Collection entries
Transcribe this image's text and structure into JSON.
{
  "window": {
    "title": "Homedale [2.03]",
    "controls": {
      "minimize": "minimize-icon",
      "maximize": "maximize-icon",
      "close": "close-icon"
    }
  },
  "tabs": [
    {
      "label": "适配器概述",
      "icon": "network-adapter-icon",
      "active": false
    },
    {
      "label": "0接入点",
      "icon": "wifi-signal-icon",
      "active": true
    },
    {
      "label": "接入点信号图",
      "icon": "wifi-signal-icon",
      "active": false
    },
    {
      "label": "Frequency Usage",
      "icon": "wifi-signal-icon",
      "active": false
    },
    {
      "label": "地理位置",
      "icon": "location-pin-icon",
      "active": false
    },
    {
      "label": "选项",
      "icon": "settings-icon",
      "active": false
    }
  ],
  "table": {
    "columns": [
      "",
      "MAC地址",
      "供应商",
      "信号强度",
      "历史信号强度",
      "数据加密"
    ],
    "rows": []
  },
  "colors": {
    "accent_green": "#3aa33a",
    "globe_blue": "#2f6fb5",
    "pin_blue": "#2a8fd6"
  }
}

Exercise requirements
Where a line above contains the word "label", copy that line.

Solution to the exercise
      "label": "适配器概述",
      "label": "0接入点",
      "label": "接入点信号图",
      "label": "Frequency Usage",
      "label": "地理位置",
      "label": "选项",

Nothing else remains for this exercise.